  3. Make sure you have a policy governing how invoice numbers are entered. If you have clerks using their own rules about entering invoice numbers (like what to do with leading zeros), it will be difficult to track down anything. Also, having a policy helps if there isn’t an invoice number.
  4. The person entering the invoice should be different from the person approving the invoice, who also should be different from the person signing the check.
  5. All invoices should be logged through to the accounting department before being sent out for approval(s).
  6. In order to create an audit trail, invoices should be entered individually as opposed to a batch entry.

Accounts Payable Automation

When exploring AP automation, cost reduction is usually the first thing that comes to mind for most finance professionals.

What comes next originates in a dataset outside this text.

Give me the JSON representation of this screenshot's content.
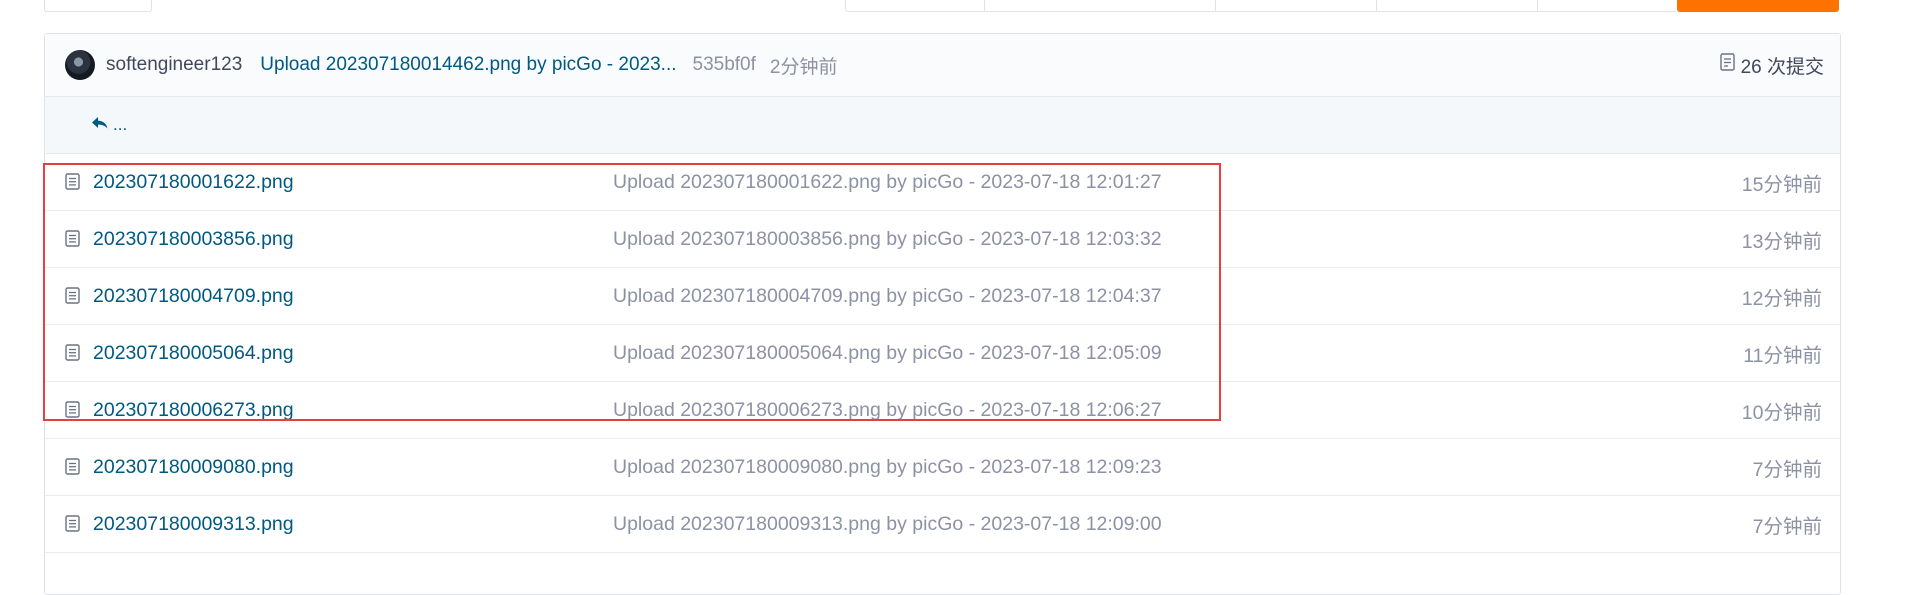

Companies can reduce their AP and payment processing costs up to 60% with automation, eliminating all the manual tasks associated with paper invoices and checks in the process. Automation cuts out labor-intensive, error-prone tasks like invoice entry, scanning, receipt and purchase order matching, coding, correcting errors, and the entire process of migrating data from AP into the main accounting system.

Next Steps

In AvidXchange’s eBook, “The Problem with Paper: A Case for Automating Accounting Payable,” they take a deep dive into exactly how automation will improve each area of the AP process. There are entire sections dedicated to “How AP Automation Benefits AP Managers,” “How AP Automation Benefits Controllers,” and “How AP Automation Benefits CFOs.”

Interested in automating your payables and creating efficiencies for your AP team? Our automation specialists will create a customized demo and walk you through the streamlined workflow of an automated AP process.



Discuss this post

Recommended posts

It can be difficult to keep up with the constant stream of new features and release updates from Microsoft for your Dynamics GP solution. But it’s important to upgrade to the latest version to better leverage your investment, take advantage of new features and functionality, and benefit from better security and support.
In the food and beverage industry, managing every stage of production, from the storage of raw materials to processing, packaging, storing and shipping the final product, is even more difficult when you factor in variables such as freshness, batch control, and allergen or organic requirements.
right-arrow share search phone phone-filled menu filter envelope envelope-filled close checkmark caret-down arrow-up arrow-right arrow-left arrow-down